1972 ICL sold its 70 percent share in Data Recording Instrument Co (DRI), supplier of magnetic peripherals, as part of a move towards a narrower production base for the company; there was no suggestion that subsidiaries which assisted with marketing, such as the Dataskil software house, would be sold; Geoffrey Cross, managing director of ICL, would join the board of DRI
1974 The New Range was finally launched as the 2900 series, two years late. On the basis of the 2900 series and its small business systems the ICL 2903, and the System Ten acquired from Singer the remainder of the 1970s was a very good period for ICL. It achieved an annual revenue growth of 20 per cent right up to the end of the decade.

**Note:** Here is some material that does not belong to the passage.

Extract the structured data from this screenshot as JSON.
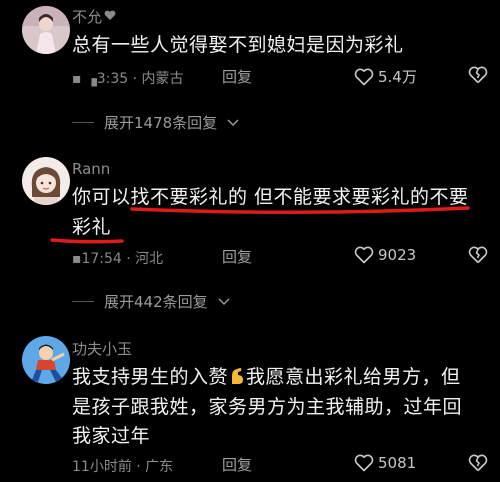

ICL tended to rely on large contracts from the UK public sector. Significant customers included Post Office Ltd., the Inland Revenue, the Department for Work and Pensions, and the Ministry of Defence.
1979 A new printed circuit board plant was built on Plymouth Grove, Manchester. Unfortunately financial cut backs forced it's closure in 1981.

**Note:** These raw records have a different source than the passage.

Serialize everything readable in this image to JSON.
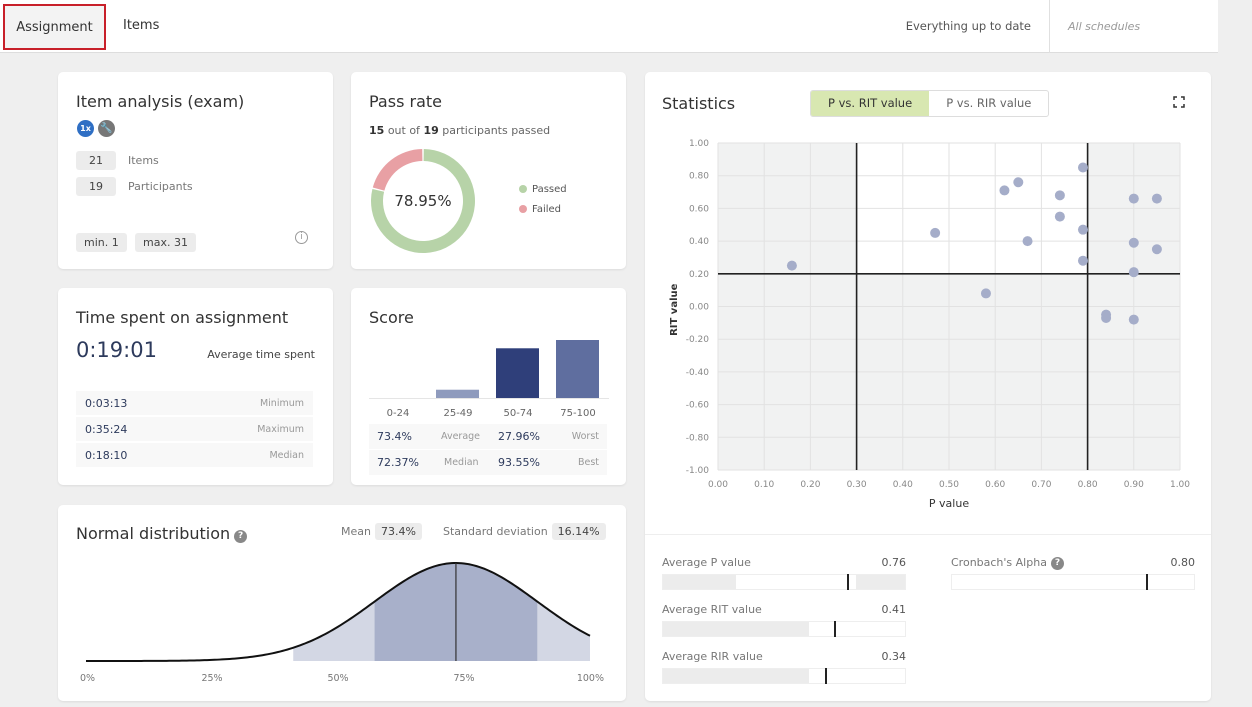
{
  "topbar": {
    "tabs": [
      {
        "label": "Assignment",
        "active": true
      },
      {
        "label": "Items",
        "active": false
      }
    ],
    "status": "Everything up to date",
    "schedules": "All schedules"
  },
  "item_analysis": {
    "title": "Item analysis (exam)",
    "badge_attempts": "1x",
    "stats": [
      {
        "value": "21",
        "label": "Items"
      },
      {
        "value": "19",
        "label": "Participants"
      }
    ],
    "min": "min. 1",
    "max": "max. 31",
    "info_icon": "i"
  },
  "pass_rate": {
    "title": "Pass rate",
    "passed_count": "15",
    "total_count": "19",
    "out_of_text": "out of",
    "suffix_text": "participants passed",
    "percentage": "78.95%",
    "passed_fraction": 0.7895,
    "legend": [
      {
        "label": "Passed",
        "color": "#b7d3a8"
      },
      {
        "label": "Failed",
        "color": "#e8a0a4"
      }
    ]
  },
  "time_spent": {
    "title": "Time spent on assignment",
    "average": "0:19:01",
    "average_label": "Average time spent",
    "rows": [
      {
        "value": "0:03:13",
        "label": "Minimum"
      },
      {
        "value": "0:35:24",
        "label": "Maximum"
      },
      {
        "value": "0:18:10",
        "label": "Median"
      }
    ]
  },
  "score": {
    "title": "Score",
    "stats": [
      [
        {
          "value": "73.4%",
          "label": "Average"
        },
        {
          "value": "27.96%",
          "label": "Worst"
        }
      ],
      [
        {
          "value": "72.37%",
          "label": "Median"
        },
        {
          "value": "93.55%",
          "label": "Best"
        }
      ]
    ]
  },
  "normal_distribution": {
    "title": "Normal distribution",
    "help_icon": "?",
    "mean_label": "Mean",
    "mean_value": "73.4%",
    "sd_label": "Standard deviation",
    "sd_value": "16.14%"
  },
  "statistics": {
    "title": "Statistics",
    "toggle": [
      {
        "label": "P vs. RIT value",
        "active": true
      },
      {
        "label": "P vs. RIR value",
        "active": false
      }
    ],
    "metrics": [
      {
        "label": "Average P value",
        "value": "0.76",
        "position": 0.76,
        "range": [
          0.3,
          0.8
        ]
      },
      {
        "label": "Average RIT value",
        "value": "0.41",
        "position": 0.41,
        "fill_to": 0.2
      },
      {
        "label": "Average RIR value",
        "value": "0.34",
        "position": 0.34,
        "fill_to": 0.2
      }
    ],
    "cronbach": {
      "label": "Cronbach's Alpha",
      "value": "0.80",
      "position": 0.8,
      "help_icon": "?"
    }
  },
  "chart_data": [
    {
      "type": "pie",
      "title": "Pass rate",
      "categories": [
        "Passed",
        "Failed"
      ],
      "values": [
        15,
        4
      ],
      "center_label": "78.95%",
      "colors": [
        "#b7d3a8",
        "#e8a0a4"
      ]
    },
    {
      "type": "bar",
      "title": "Score",
      "categories": [
        "0-24",
        "25-49",
        "50-74",
        "75-100"
      ],
      "values": [
        0,
        1,
        6,
        7
      ],
      "colors": [
        "#8f9bbd",
        "#8f9bbd",
        "#2f3f7a",
        "#5f6e9f"
      ]
    },
    {
      "type": "area",
      "title": "Normal distribution",
      "mean": 73.4,
      "sd": 16.14,
      "xlim": [
        0,
        100
      ],
      "x_ticks": [
        "0%",
        "25%",
        "50%",
        "75%",
        "100%"
      ],
      "bands": {
        "outer_sd": 2,
        "inner_sd": 1
      }
    },
    {
      "type": "scatter",
      "title": "P vs. RIT value",
      "xlabel": "P value",
      "ylabel": "RIT value",
      "xlim": [
        0,
        1
      ],
      "ylim": [
        -1,
        1
      ],
      "x_ticks": [
        "0.00",
        "0.10",
        "0.20",
        "0.30",
        "0.40",
        "0.50",
        "0.60",
        "0.70",
        "0.80",
        "0.90",
        "1.00"
      ],
      "y_ticks": [
        "1.00",
        "0.80",
        "0.60",
        "0.40",
        "0.20",
        "0.00",
        "-0.20",
        "-0.40",
        "-0.60",
        "-0.80",
        "-1.00"
      ],
      "thresholds": {
        "x": [
          0.3,
          0.8
        ],
        "y": [
          0.2
        ]
      },
      "grid": true,
      "points": [
        [
          0.16,
          0.25
        ],
        [
          0.47,
          0.45
        ],
        [
          0.62,
          0.71
        ],
        [
          0.65,
          0.76
        ],
        [
          0.74,
          0.68
        ],
        [
          0.74,
          0.55
        ],
        [
          0.67,
          0.4
        ],
        [
          0.58,
          0.08
        ],
        [
          0.79,
          0.85
        ],
        [
          0.79,
          0.47
        ],
        [
          0.79,
          0.28
        ],
        [
          0.9,
          0.66
        ],
        [
          0.95,
          0.66
        ],
        [
          0.9,
          0.39
        ],
        [
          0.95,
          0.35
        ],
        [
          0.9,
          0.21
        ],
        [
          0.84,
          -0.05
        ],
        [
          0.84,
          -0.07
        ],
        [
          0.9,
          -0.08
        ]
      ],
      "point_color": "#a5adc9"
    }
  ]
}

By 1981, ICL needed a cheaper source of technology to develop lower-end machines in the 2900 range to compete with the IBM 4300 series but it ran into a financial crisis, leading to a takeover bid from Unisys. The British Government stepped in with a loan guarantee for ICL, enabling the company to stay independent, and introduced Robb Wilmot as Chief Executive. Wilmot cancelled the in-house development of large-scale integrated circuit (LSI) technology and, instead, negotiated an agreement that gave access to Fujitsu's LSI and packaging technologies. Combined with ICL's in-house CAD capability, this enabled ICL to design and manufacture the Series 39 level 30 and 80 computers. Initially, the collaboration with Fujitsu was presented as being an arm's length one, to avoid diluting ICL's credentials as a European and British company.
1981 Launched a new high-volume computer - the System 25.
1982 Christopher Laidlaw, chairman of ICL, was knighted in The Queen's Birthday Honour's List for his efforts in the company revival.
Take-over by STC
1984 Standard Telephones and Cables (STC) took over ICL. The rationale for this was said to be the expected convergence of computers and telecommunications. Wilmot remained at the company along with Peter Bonfield as marketing director. The merger was soon followed by a financial crisis at STC, leading to Arthur Walsh becoming chief executive of STC and Bonfield being appointed as chairman and managing director of ICL. Within a few years ICL was contributing 60% of the profits and turnover of the combined group.
Acquisition by Fujitsu
Fujitsu's involvement with ICL steadily increased; in 1990 Fujitsu acquired 80% of ICL plc from STC. Following the acquisition of Nokia Data in 1991, personal computers and servers were marketed under the ICL brand. Eventually Fujitsu acquired full ownership of ICL and subsequently fully integrated it, dropping the ICL brand.
1999 a joint venture between Fujitsu and Siemens absorbed all of ICL's hardware business, with the exception of VME mainframes, and the whole of Siemens' Nixdorf business except for banking and retail systems.
2009 Fujitsu Siemens in turn was merged into Fujitsu.
The company had various buildings at Bracknell (its main one being at Lovelace Road in the town); it also had numerous locations throughout the UK and worldwide. Manufacturing took place in Letchworth (Hertfordshire); West Gorton, Manchester; and the Midlands (including Kidsgrove). It is thought that there were over 100 ICL locations in the UK alone with many more overseas.
Because of the complexity of the number of UK buildings each was identified by three alphas for the town/city and then a number. The main Bracknell building was BRA01. All London buildings were prefixed LON.
The company’s corporate head office was at Putney in southwest London and was designated LON11. The building was on the south end of Putney Bridge with two further ICL buildings at the north end of the bridge.
Sources of Information
- The Times, Sep 21, 1972
- ICL and the British computer industry, by Martin Campbell-Kelly 
- The Engineer 1981/06/25
- The Engineer 1982/06/17
-  Wikipedia